"It was just basically based on the economy going down, and it was very heavily skewed toward non-billable people," said company founder Alan Siegel. "It hasn't hurt our capabilities at all -- we still have our core staff. We've always kind of operated with a good core group, and we've always had high margins. We were just scaled to a higher level of revenue, and so we let the support staff go."
The layoffs are the second for Siegelgale, which, like many in the battered online consulting space, have been forced to slim down as revenues become scarcer. In December, the company cut about 7 percent of its workforce. The firm's chief marketing officer, Andrew Zolli, also left at the time.
However, while newer interactive shops like Organic and Razorfish are laying off, there's still no need for concern about his company, according to Siegel, who's also the firm's chairman and chief executive.
"We've been in business for 30 years ... and we have some large clients," he said. "We've been growing 40 to 50 percent over the past two, two-and-a-half years, and it slowed down.
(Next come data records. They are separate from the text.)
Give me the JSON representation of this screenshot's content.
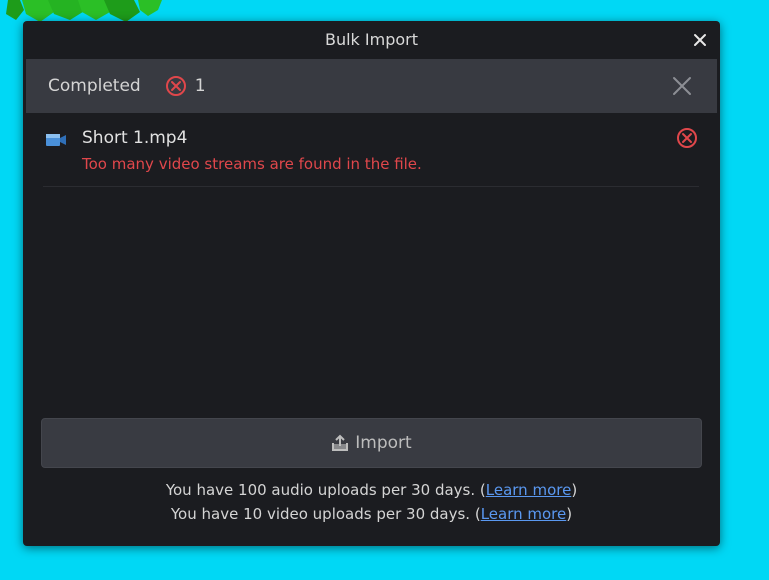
{
  "dialog": {
    "title": "Bulk Import"
  },
  "status": {
    "label": "Completed",
    "error_count": "1"
  },
  "files": [
    {
      "name": "Short 1.mp4",
      "error": "Too many video streams are found in the file."
    }
  ],
  "import_button": {
    "label": "Import"
  },
  "quota": {
    "audio_prefix": "You have 100 audio uploads per 30 days. (",
    "video_prefix": "You have 10 video uploads per 30 days. (",
    "link_label": "Learn more",
    "suffix": ")"
  },
  "colors": {
    "background": "#00d8f5",
    "dialog": "#1b1c20",
    "statusbar": "#383a41",
    "error": "#e0474b",
    "link": "#5a98f0"
  }
}
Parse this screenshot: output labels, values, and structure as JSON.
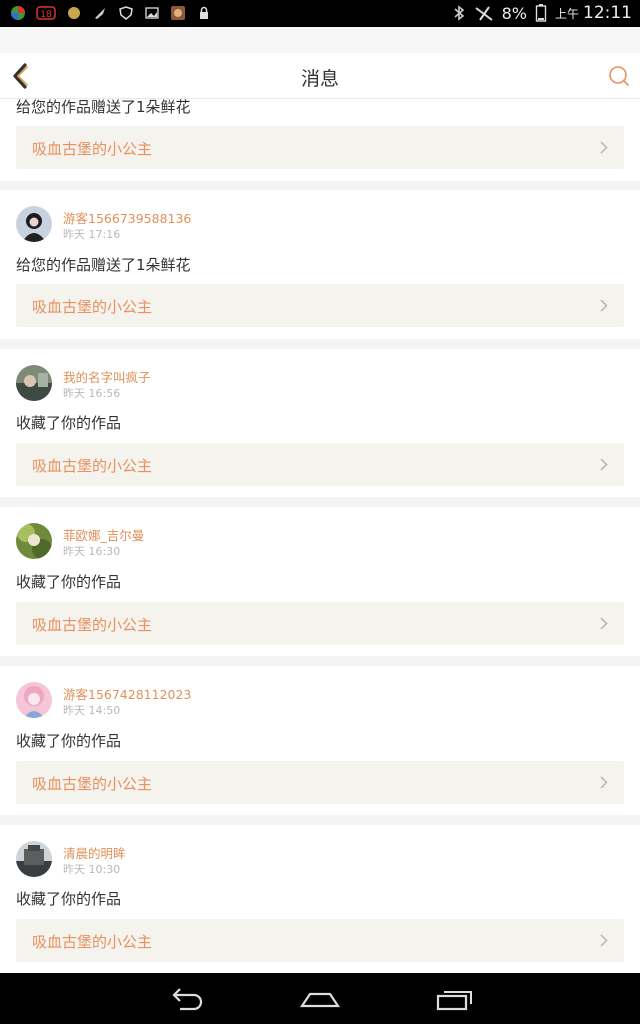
{
  "status_bar": {
    "battery": "8%",
    "ampm": "上午",
    "time": "12:11"
  },
  "header": {
    "title": "消息"
  },
  "messages": [
    {
      "message": "给您的作品赠送了1朵鲜花",
      "work": "吸血古堡的小公主"
    },
    {
      "user": "游客1566739588136",
      "time": "昨天 17:16",
      "message": "给您的作品赠送了1朵鲜花",
      "work": "吸血古堡的小公主"
    },
    {
      "user": "我的名字叫疯子",
      "time": "昨天 16:56",
      "message": "收藏了你的作品",
      "work": "吸血古堡的小公主"
    },
    {
      "user": "菲欧娜_吉尔曼",
      "time": "昨天 16:30",
      "message": "收藏了你的作品",
      "work": "吸血古堡的小公主"
    },
    {
      "user": "游客1567428112023",
      "time": "昨天 14:50",
      "message": "收藏了你的作品",
      "work": "吸血古堡的小公主"
    },
    {
      "user": "清晨的明眸",
      "time": "昨天 10:30",
      "message": "收藏了你的作品",
      "work": "吸血古堡的小公主"
    }
  ],
  "colors": {
    "accent": "#e8905e",
    "work_bg": "#f4f3ed"
  }
}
And these people got caught in the downdraft, and I feel terrible about it. It's a lousy time."
Microsoft, HP Settle with FTC
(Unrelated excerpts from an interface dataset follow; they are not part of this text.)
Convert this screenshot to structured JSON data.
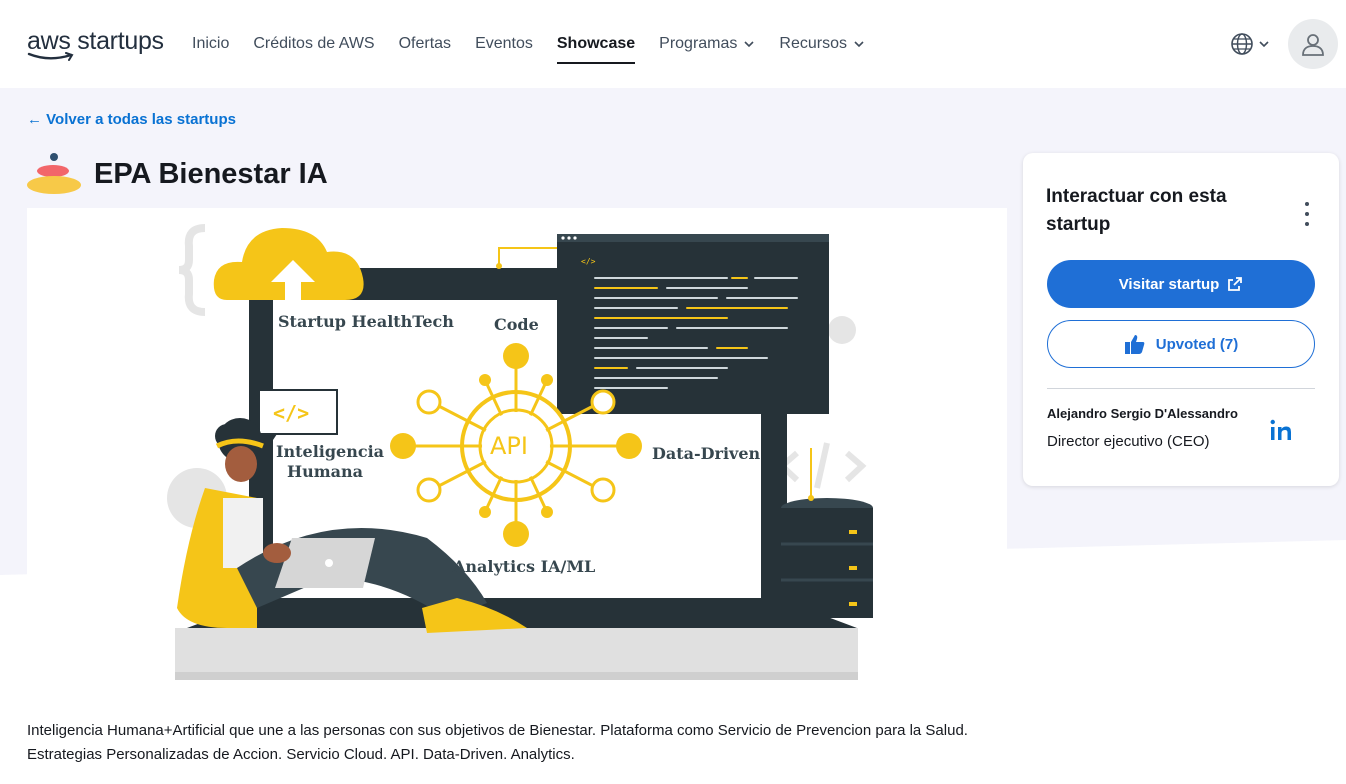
{
  "header": {
    "logo_aws": "aws",
    "logo_startups": "startups",
    "nav": [
      {
        "label": "Inicio",
        "active": false,
        "dropdown": false
      },
      {
        "label": "Créditos de AWS",
        "active": false,
        "dropdown": false
      },
      {
        "label": "Ofertas",
        "active": false,
        "dropdown": false
      },
      {
        "label": "Eventos",
        "active": false,
        "dropdown": false
      },
      {
        "label": "Showcase",
        "active": true,
        "dropdown": false
      },
      {
        "label": "Programas",
        "active": false,
        "dropdown": true
      },
      {
        "label": "Recursos",
        "active": false,
        "dropdown": true
      }
    ],
    "icons": [
      "globe-icon",
      "chevron-down-icon",
      "user-icon"
    ]
  },
  "main": {
    "back_link": "← Volver a todas las startups",
    "title": "EPA Bienestar IA",
    "hero_labels": {
      "healthtech": "Startup HealthTech",
      "code": "Code",
      "api": "API",
      "inteligencia_1": "Inteligencia",
      "inteligencia_2": "Humana",
      "data_driven": "Data-Driven",
      "analytics": "Analytics IA/ML"
    },
    "description": "Inteligencia Humana+Artificial que une a las personas con sus objetivos de Bienestar. Plataforma como Servicio de Prevencion para la Salud. Estrategias Personalizadas de Accion. Servicio Cloud. API. Data-Driven. Analytics."
  },
  "sidebar": {
    "title": "Interactuar con esta startup",
    "visit_button": "Visitar startup",
    "upvote_button": "Upvoted (7)",
    "person_name": "Alejandro Sergio D'Alessandro",
    "person_role": "Director ejecutivo (CEO)"
  },
  "colors": {
    "primary": "#1f6fd6",
    "link": "#0972d3",
    "band": "#f4f4fb",
    "accent_yellow": "#f5c518",
    "dark_screen": "#263238"
  }
}
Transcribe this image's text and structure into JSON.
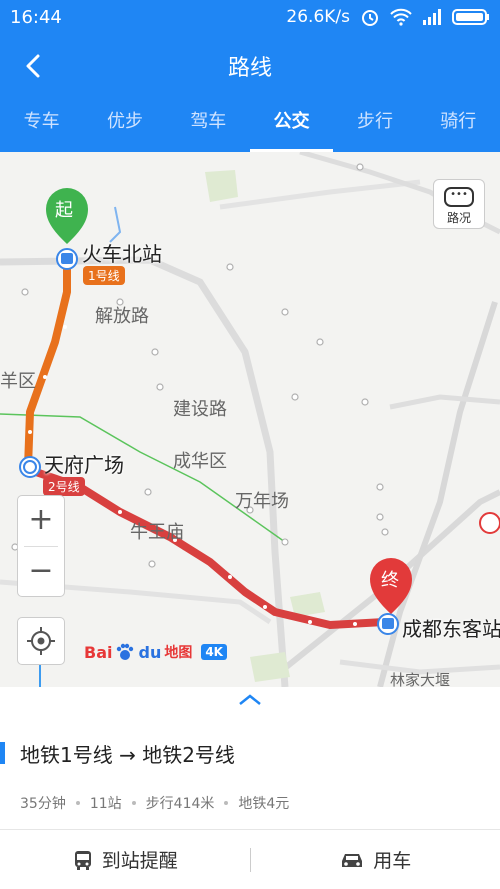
{
  "status_bar": {
    "time": "16:44",
    "speed": "26.6K/s"
  },
  "header": {
    "title": "路线"
  },
  "tabs": [
    {
      "label": "专车"
    },
    {
      "label": "优步"
    },
    {
      "label": "驾车"
    },
    {
      "label": "公交"
    },
    {
      "label": "步行"
    },
    {
      "label": "骑行"
    }
  ],
  "active_tab": "公交",
  "map": {
    "traffic_button": "路况",
    "zoom_in": "+",
    "zoom_out": "−",
    "start_marker": "起",
    "end_marker": "终",
    "stations": {
      "start": "火车北站",
      "transfer": "天府广场",
      "end": "成都东客站"
    },
    "line_tags": {
      "line1": "1号线",
      "line2": "2号线"
    },
    "place_labels": {
      "jiefang": "解放路",
      "yangqu": "羊区",
      "jianshe": "建设路",
      "chenghua": "成华区",
      "wannian": "万年场",
      "niuwang": "牛王庙",
      "linjia": "林家大堰"
    },
    "brand": {
      "bai": "Bai",
      "du": "du",
      "ditu": "地图",
      "k4": "4K"
    },
    "colors": {
      "line1": "#e8711c",
      "line2": "#d8403f",
      "accent": "#1f86f4"
    }
  },
  "route": {
    "title": "地铁1号线 → 地铁2号线",
    "duration": "35分钟",
    "stops": "11站",
    "walk": "步行414米",
    "fare": "地铁4元"
  },
  "actions": {
    "remind": "到站提醒",
    "car": "用车"
  }
}
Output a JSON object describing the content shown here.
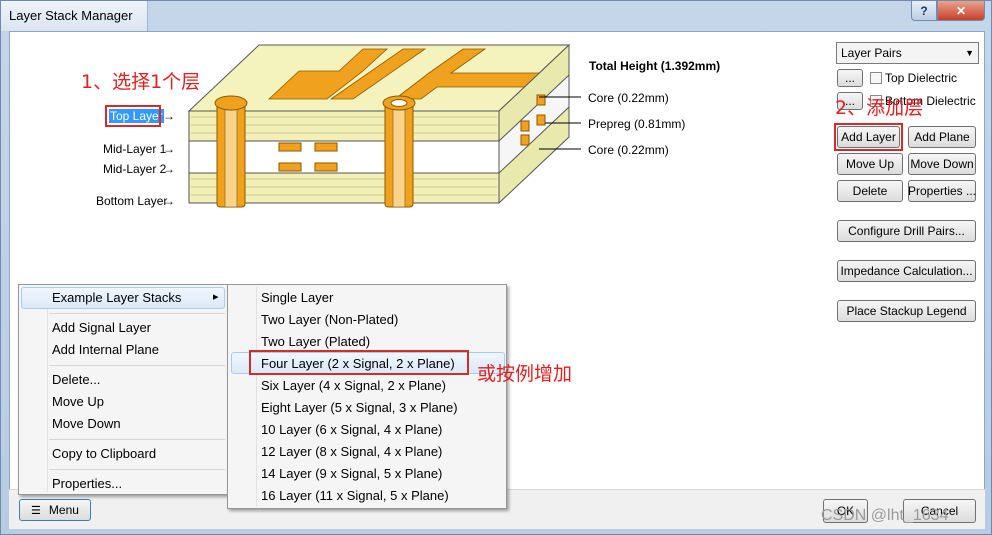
{
  "window": {
    "title": "Layer Stack Manager",
    "help_glyph": "?",
    "close_glyph": "✕"
  },
  "diagram": {
    "total_height": "Total Height (1.392mm)",
    "layer_labels": [
      "Top Layer",
      "Mid-Layer 1",
      "Mid-Layer 2",
      "Bottom Layer"
    ],
    "right_labels": [
      "Core (0.22mm)",
      "Prepreg (0.81mm)",
      "Core (0.22mm)"
    ],
    "arrow": "→"
  },
  "right_panel": {
    "layer_pairs_select": "Layer Pairs",
    "dots_label": "...",
    "top_dielectric": "Top Dielectric",
    "bottom_dielectric": "Bottom Dielectric",
    "add_layer": "Add Layer",
    "add_plane": "Add Plane",
    "move_up": "Move Up",
    "move_down": "Move Down",
    "delete": "Delete",
    "properties": "Properties ...",
    "configure_drill_pairs": "Configure Drill Pairs...",
    "impedance_calculation": "Impedance Calculation...",
    "place_stackup_legend": "Place Stackup Legend"
  },
  "context_menu": {
    "items": [
      "Example Layer Stacks",
      "Add Signal Layer",
      "Add Internal Plane",
      "Delete...",
      "Move Up",
      "Move Down",
      "Copy to Clipboard",
      "Properties..."
    ],
    "submenu_arrow": "▸"
  },
  "submenu": {
    "items": [
      "Single Layer",
      "Two Layer (Non-Plated)",
      "Two Layer (Plated)",
      "Four Layer (2 x Signal, 2 x Plane)",
      "Six Layer (4 x Signal, 2 x Plane)",
      "Eight Layer (5 x Signal, 3 x Plane)",
      "10 Layer (6 x Signal, 4 x Plane)",
      "12 Layer (8 x Signal, 4 x Plane)",
      "14 Layer (9 x Signal, 5 x Plane)",
      "16 Layer (11 x Signal, 5 x Plane)"
    ],
    "highlighted": "Four Layer (2 x Signal, 2 x Plane)"
  },
  "bottom": {
    "menu_button": "Menu",
    "ok": "OK",
    "cancel": "Cancel"
  },
  "annotations": {
    "step1": "1、选择1个层",
    "step2": "2、添加层",
    "or_example": "或按例增加"
  },
  "watermark": "CSDN @lht_1634",
  "colors": {
    "board": "#f0efb8",
    "copper": "#f0a21e",
    "annotation_red": "#d62b2b",
    "selection_blue": "#3399ff"
  }
}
The U.S. Federal Trade Commission agreed to a settlement with Redmond, Wash.-based software giant Microsoft this week, in the matter of what the government agency alleged were misleading ads for its PocketPC operating system.
The ads, which were launched in conjunction with Hewlett-Packard, promoted devices using the PocketPC OS. The FTC objected to Microsoft's use of the word "anytime" to describe the devices' wireless messaging applications -- and a very fine-print disclosure that users must purchase a modem to access those features.
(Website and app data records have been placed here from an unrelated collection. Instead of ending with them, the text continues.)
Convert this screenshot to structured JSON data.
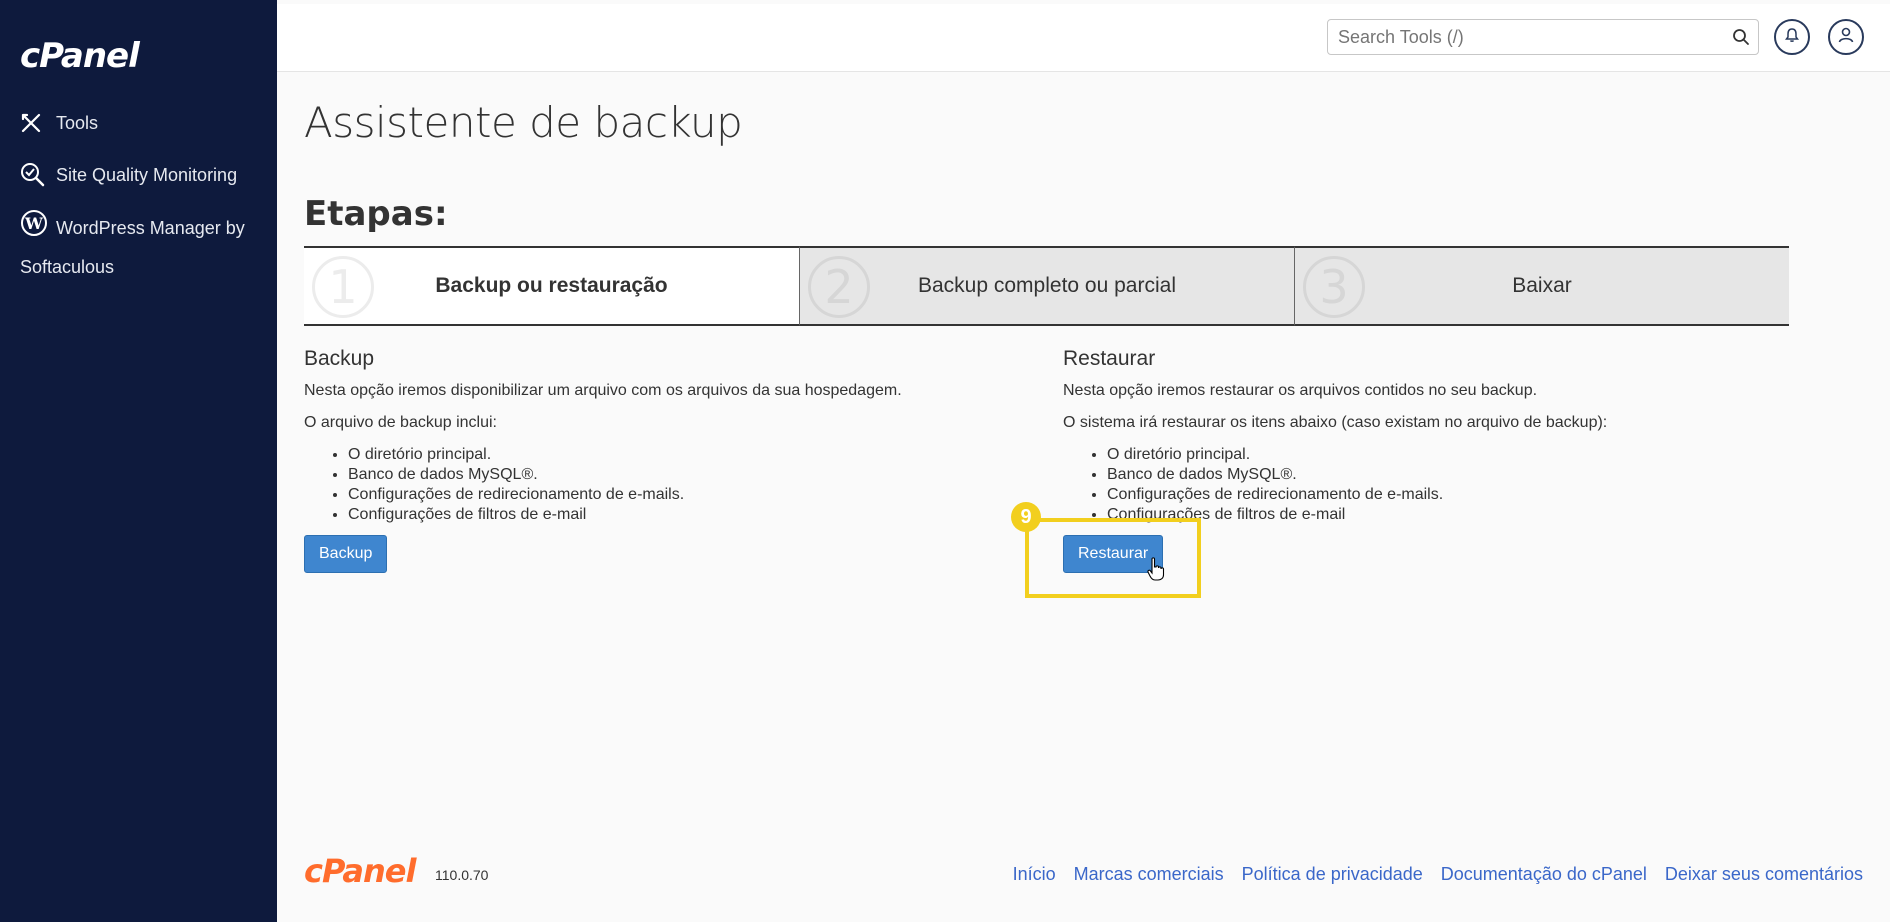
{
  "sidebar": {
    "logo": "cPanel",
    "items": [
      {
        "label": "Tools",
        "icon": "tools-icon"
      },
      {
        "label": "Site Quality Monitoring",
        "icon": "site-quality-icon"
      },
      {
        "label": "WordPress Manager by Softaculous",
        "icon": "wordpress-icon"
      }
    ]
  },
  "header": {
    "search_placeholder": "Search Tools (/)",
    "notifications_icon": "bell-icon",
    "user_icon": "user-icon"
  },
  "main": {
    "title": "Assistente de backup",
    "steps_title": "Etapas:",
    "steps": [
      {
        "num": "1",
        "label": "Backup ou restauração",
        "active": true
      },
      {
        "num": "2",
        "label": "Backup completo ou parcial",
        "active": false
      },
      {
        "num": "3",
        "label": "Baixar",
        "active": false
      }
    ],
    "backup": {
      "heading": "Backup",
      "description": "Nesta opção iremos disponibilizar um arquivo com os arquivos da sua hospedagem.",
      "includes_label": "O arquivo de backup inclui:",
      "items": [
        "O diretório principal.",
        "Banco de dados MySQL®.",
        "Configurações de redirecionamento de e-mails.",
        "Configurações de filtros de e-mail"
      ],
      "button": "Backup"
    },
    "restore": {
      "heading": "Restaurar",
      "description": "Nesta opção iremos restaurar os arquivos contidos no seu backup.",
      "includes_label": "O sistema irá restaurar os itens abaixo (caso existam no arquivo de backup):",
      "items": [
        "O diretório principal.",
        "Banco de dados MySQL®.",
        "Configurações de redirecionamento de e-mails.",
        "Configurações de filtros de e-mail"
      ],
      "button": "Restaurar"
    },
    "annotation_badge": "9"
  },
  "footer": {
    "logo": "cPanel",
    "version": "110.0.70",
    "links": [
      "Início",
      "Marcas comerciais",
      "Política de privacidade",
      "Documentação do cPanel",
      "Deixar seus comentários"
    ]
  },
  "colors": {
    "sidebar_bg": "#0e1a3d",
    "accent_button": "#3f86cf",
    "highlight": "#f2cf1e",
    "footer_logo": "#ff6c2c",
    "link": "#3a67c9"
  }
}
Through the settlement, Microsoft and HP admitted no wrongdoing but agreed in future ads for PocketPC-based PDAs to more clearly and conspicuously disclose whether any add-on products would be needed.
Beyond the settlement, HP and Microsoft also offered to disseminate consumer education materials about PDAs, designed to caution consumers that the devices don't necessarily come with wireless access.
To that end, both companies will post "Helpful Facts About Personal Digital Assistants" on their Web sites, which disclose the need for modems to access the Internet from most PDAs. HP also will include references to the site in print ads for its Jordana PDA, and it will e-mail the site's copy to major consumer electronics retailers and encourage them to place it on their own Web sites.
In addition to including references to the "Helpful Facts" site in its print advertising for a year, Microsoft said it would run a similarly themed essay in a quarter-page ad in eight major national dailies, including the New York Times and the Washington Post. The essay, entitled "Personal Digital Assistants are Personal," will discuss the capabilities and limitations of PDAs -- including the need for an add-on modem to provide PDAs with wireless Internet access -- and will refer users to the "Helpful Facts" essay.
Forbes.com Taps Zebus for Rich Media Ads
Rich media startup Zebus has the first taker for its rich media ad technology: the online component of Forbes Magazine.
As a result of the agreement, of which terms were not disclosed, Forbes.com will offer advertisers the opportunity to use the firm's ad format. The Woodbridge, NJ-based company's technology allows streaming, TV-style commercials over the Web -- at framerates that Zebus says remain high even on dialup connections.
Forbes.com did not disclose where on its site it would be offering ads based on Zebus' technology, though it offers banners, "tower" ads, buttons and pop-ups to advertisers.
Through the deal, Zebus potentially gains access to Forbes.com's roster of traditional brand advertisers -- while Forbes.com could benefit from pitching a way that clients could repurpose their existing TV creatives for Web use.
In addition to rich media banners, Zebus also makes a product that allows for streaming ad insertion.